Work to be completed:
Go through the entries below and print each one exactly.

**********

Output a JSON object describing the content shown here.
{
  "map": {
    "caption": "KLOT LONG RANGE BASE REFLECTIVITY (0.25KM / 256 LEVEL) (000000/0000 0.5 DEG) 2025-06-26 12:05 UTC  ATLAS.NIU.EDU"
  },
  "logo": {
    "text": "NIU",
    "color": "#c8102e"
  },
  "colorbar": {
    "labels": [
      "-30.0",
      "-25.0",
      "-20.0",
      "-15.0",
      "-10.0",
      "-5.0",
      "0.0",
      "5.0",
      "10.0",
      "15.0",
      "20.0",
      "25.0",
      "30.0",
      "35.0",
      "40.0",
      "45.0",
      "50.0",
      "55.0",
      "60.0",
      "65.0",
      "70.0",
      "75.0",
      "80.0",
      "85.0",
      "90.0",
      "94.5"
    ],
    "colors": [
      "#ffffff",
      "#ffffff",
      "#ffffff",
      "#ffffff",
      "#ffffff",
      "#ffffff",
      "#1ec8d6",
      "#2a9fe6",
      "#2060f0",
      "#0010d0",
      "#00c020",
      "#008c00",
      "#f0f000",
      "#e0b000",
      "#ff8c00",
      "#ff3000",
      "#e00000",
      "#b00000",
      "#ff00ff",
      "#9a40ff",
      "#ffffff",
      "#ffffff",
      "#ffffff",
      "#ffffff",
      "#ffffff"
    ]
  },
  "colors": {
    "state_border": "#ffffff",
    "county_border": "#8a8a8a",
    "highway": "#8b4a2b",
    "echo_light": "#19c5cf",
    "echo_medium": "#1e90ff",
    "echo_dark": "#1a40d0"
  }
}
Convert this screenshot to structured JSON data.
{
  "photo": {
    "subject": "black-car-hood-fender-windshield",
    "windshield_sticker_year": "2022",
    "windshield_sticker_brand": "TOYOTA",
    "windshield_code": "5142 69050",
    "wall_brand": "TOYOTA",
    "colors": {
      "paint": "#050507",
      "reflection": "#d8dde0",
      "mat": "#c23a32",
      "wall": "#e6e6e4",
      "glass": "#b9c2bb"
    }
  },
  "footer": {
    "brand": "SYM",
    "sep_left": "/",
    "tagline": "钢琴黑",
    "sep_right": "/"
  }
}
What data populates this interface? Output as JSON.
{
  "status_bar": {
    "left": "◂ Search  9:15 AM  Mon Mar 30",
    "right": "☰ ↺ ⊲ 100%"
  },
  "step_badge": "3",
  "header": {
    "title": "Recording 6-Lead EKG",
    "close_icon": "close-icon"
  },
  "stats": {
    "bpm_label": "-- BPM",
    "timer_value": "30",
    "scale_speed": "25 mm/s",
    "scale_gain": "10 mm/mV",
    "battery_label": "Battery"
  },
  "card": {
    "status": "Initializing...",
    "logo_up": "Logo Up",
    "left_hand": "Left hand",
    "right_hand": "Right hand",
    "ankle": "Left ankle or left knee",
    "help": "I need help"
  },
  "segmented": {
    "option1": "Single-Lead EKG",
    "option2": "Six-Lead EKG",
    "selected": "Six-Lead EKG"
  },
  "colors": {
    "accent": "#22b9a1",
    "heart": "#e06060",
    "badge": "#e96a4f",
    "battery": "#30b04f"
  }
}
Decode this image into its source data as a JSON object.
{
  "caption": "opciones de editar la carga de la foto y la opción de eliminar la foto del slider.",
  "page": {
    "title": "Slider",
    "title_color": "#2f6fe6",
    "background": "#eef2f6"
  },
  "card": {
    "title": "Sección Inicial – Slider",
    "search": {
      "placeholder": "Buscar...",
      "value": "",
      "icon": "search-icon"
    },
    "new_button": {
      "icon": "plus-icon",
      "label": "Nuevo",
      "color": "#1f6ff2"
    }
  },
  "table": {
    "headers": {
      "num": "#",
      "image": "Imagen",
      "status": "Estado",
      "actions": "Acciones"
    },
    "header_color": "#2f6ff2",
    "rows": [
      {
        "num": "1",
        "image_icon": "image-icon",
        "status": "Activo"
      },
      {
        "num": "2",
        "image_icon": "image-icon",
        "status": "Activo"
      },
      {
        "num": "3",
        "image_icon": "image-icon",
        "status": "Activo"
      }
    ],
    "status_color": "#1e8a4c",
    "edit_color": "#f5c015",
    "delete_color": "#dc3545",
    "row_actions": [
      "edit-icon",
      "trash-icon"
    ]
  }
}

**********

Written response:
Output a JSON object describing the content shown here.
{
  "map": {
    "caption": "KLOT LONG RANGE BASE REFLECTIVITY (0.25KM / 256 LEVEL) (000000/0000 0.5 DEG) 2025-06-26 12:05 UTC  ATLAS.NIU.EDU"
  },
  "logo": {
    "text": "NIU",
    "color": "#c8102e"
  },
  "colorbar": {
    "labels": [
      "-30.0",
      "-25.0",
      "-20.0",
      "-15.0",
      "-10.0",
      "-5.0",
      "0.0",
      "5.0",
      "10.0",
      "15.0",
      "20.0",
      "25.0",
      "30.0",
      "35.0",
      "40.0",
      "45.0",
      "50.0",
      "55.0",
      "60.0",
      "65.0",
      "70.0",
      "75.0",
      "80.0",
      "85.0",
      "90.0",
      "94.5"
    ],
    "colors": [
      "#ffffff",
      "#ffffff",
      "#ffffff",
      "#ffffff",
      "#ffffff",
      "#ffffff",
      "#1ec8d6",
      "#2a9fe6",
      "#2060f0",
      "#0010d0",
      "#00c020",
      "#008c00",
      "#f0f000",
      "#e0b000",
      "#ff8c00",
      "#ff3000",
      "#e00000",
      "#b00000",
      "#ff00ff",
      "#9a40ff",
      "#ffffff",
      "#ffffff",
      "#ffffff",
      "#ffffff",
      "#ffffff"
    ]
  },
  "colors": {
    "state_border": "#ffffff",
    "county_border": "#8a8a8a",
    "highway": "#8b4a2b",
    "echo_light": "#19c5cf",
    "echo_medium": "#1e90ff",
    "echo_dark": "#1a40d0"
  }
}
Convert this screenshot to structured JSON data.
{
  "photo": {
    "subject": "black-car-hood-fender-windshield",
    "windshield_sticker_year": "2022",
    "windshield_sticker_brand": "TOYOTA",
    "windshield_code": "5142 69050",
    "wall_brand": "TOYOTA",
    "colors": {
      "paint": "#050507",
      "reflection": "#d8dde0",
      "mat": "#c23a32",
      "wall": "#e6e6e4",
      "glass": "#b9c2bb"
    }
  },
  "footer": {
    "brand": "SYM",
    "sep_left": "/",
    "tagline": "钢琴黑",
    "sep_right": "/"
  }
}
What data populates this interface? Output as JSON.
{
  "status_bar": {
    "left": "◂ Search  9:15 AM  Mon Mar 30",
    "right": "☰ ↺ ⊲ 100%"
  },
  "step_badge": "3",
  "header": {
    "title": "Recording 6-Lead EKG",
    "close_icon": "close-icon"
  },
  "stats": {
    "bpm_label": "-- BPM",
    "timer_value": "30",
    "scale_speed": "25 mm/s",
    "scale_gain": "10 mm/mV",
    "battery_label": "Battery"
  },
  "card": {
    "status": "Initializing...",
    "logo_up": "Logo Up",
    "left_hand": "Left hand",
    "right_hand": "Right hand",
    "ankle": "Left ankle or left knee",
    "help": "I need help"
  },
  "segmented": {
    "option1": "Single-Lead EKG",
    "option2": "Six-Lead EKG",
    "selected": "Six-Lead EKG"
  },
  "colors": {
    "accent": "#22b9a1",
    "heart": "#e06060",
    "badge": "#e96a4f",
    "battery": "#30b04f"
  }
}
Decode this image into its source data as a JSON object.
{
  "caption": "opciones de editar la carga de la foto y la opción de eliminar la foto del slider.",
  "page": {
    "title": "Slider",
    "title_color": "#2f6fe6",
    "background": "#eef2f6"
  },
  "card": {
    "title": "Sección Inicial – Slider",
    "search": {
      "placeholder": "Buscar...",
      "value": "",
      "icon": "search-icon"
    },
    "new_button": {
      "icon": "plus-icon",
      "label": "Nuevo",
      "color": "#1f6ff2"
    }
  },
  "table": {
    "headers": {
      "num": "#",
      "image": "Imagen",
      "status": "Estado",
      "actions": "Acciones"
    },
    "header_color": "#2f6ff2",
    "rows": [
      {
        "num": "1",
        "image_icon": "image-icon",
        "status": "Activo"
      },
      {
        "num": "2",
        "image_icon": "image-icon",
        "status": "Activo"
      },
      {
        "num": "3",
        "image_icon": "image-icon",
        "status": "Activo"
      }
    ],
    "status_color": "#1e8a4c",
    "edit_color": "#f5c015",
    "delete_color": "#dc3545",
    "row_actions": [
      "edit-icon",
      "trash-icon"
    ]
  }
}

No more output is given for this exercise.